When filing state taxes from abroad, Wisconsin expatriates should familiarize themselves with several important procedures and digital tools provided by the Wisconsin Department of Revenue to ensure compliance and streamline the process.

Procedures and requirements for filing tax returns as an expat

Wisconsin expatriates must first determine their residency status—resident, nonresident, or part-year resident—as this impacts their tax obligations. Residents are taxed on all income, while nonresidents and part-year residents are only taxed on Wisconsin-sourced income. 

Expatriates filing from abroad should use Form 1NPR for nonresident and part-year resident tax returns. All filers should ensure they report their global income and any Wisconsin-sourced income accurately.

Required Forms

  • Primary form: Use Form 1NPR for nonresident or part-year resident filings.
  • Supporting documents: Include federal income tax return and any relevant schedules.

Digital filing options

Wisconsin has transitioned to a new electronic filing system called WisTax, which has replaced the previous e-file system. This platform requires filers to upload electronic copies of federal Form 1040, W-2s, and other necessary tax documents. 

For those unable to use WisTax, the state recommends using third-party software or filing on paper.

It's important to gather all income information and documents before filing, and expatriates can consult the WisTax common questions for further guidance on the electronic filing process.

Deadlines and extensions

  • Standard deadline: April 15.
  • Automatic extension: Two-month extension for expats, new deadline June 15.
  • Payment due: Taxes owed by April 15, despite filing extension.

Consequences of non-compliance with Wisconsin tax laws

Failing to comply with Wisconsin's tax obligations can lead to several serious consequences, including financial penalties, interest charges, legal actions, and potential damage to one's reputation. 

Here's a detailed breakdown:

Financial penalties and interest

If you fail to file or pay taxes on time, Wisconsin imposes penalties that can significantly increase the amount owed. 

The penalties often start at 5% of the unpaid tax for each month it remains unpaid, with a cap at 25% of the total unpaid tax. Additionally, interest is charged on the unpaid tax from the due date until it is paid in full. 

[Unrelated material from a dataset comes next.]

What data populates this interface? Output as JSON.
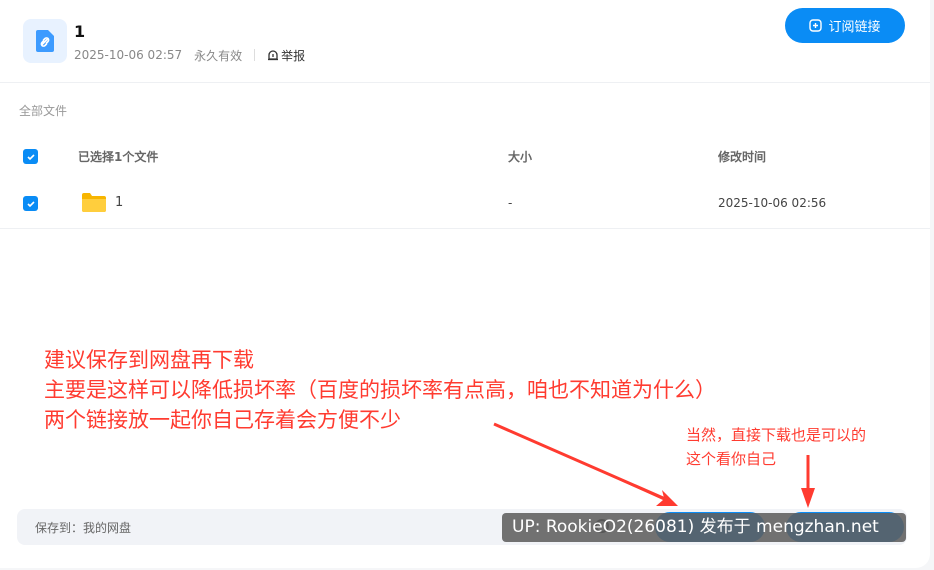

The interest rates can vary but are designed to compound over time, substantially adding to the tax liability.

More severe cases of non-compliance, such as tax evasion, can lead to criminal charges. Depending on the severity of the offense, these may include fines and even imprisonment.

The state can also enforce tax collection through liens or levies on property, which can further complicate financial situations.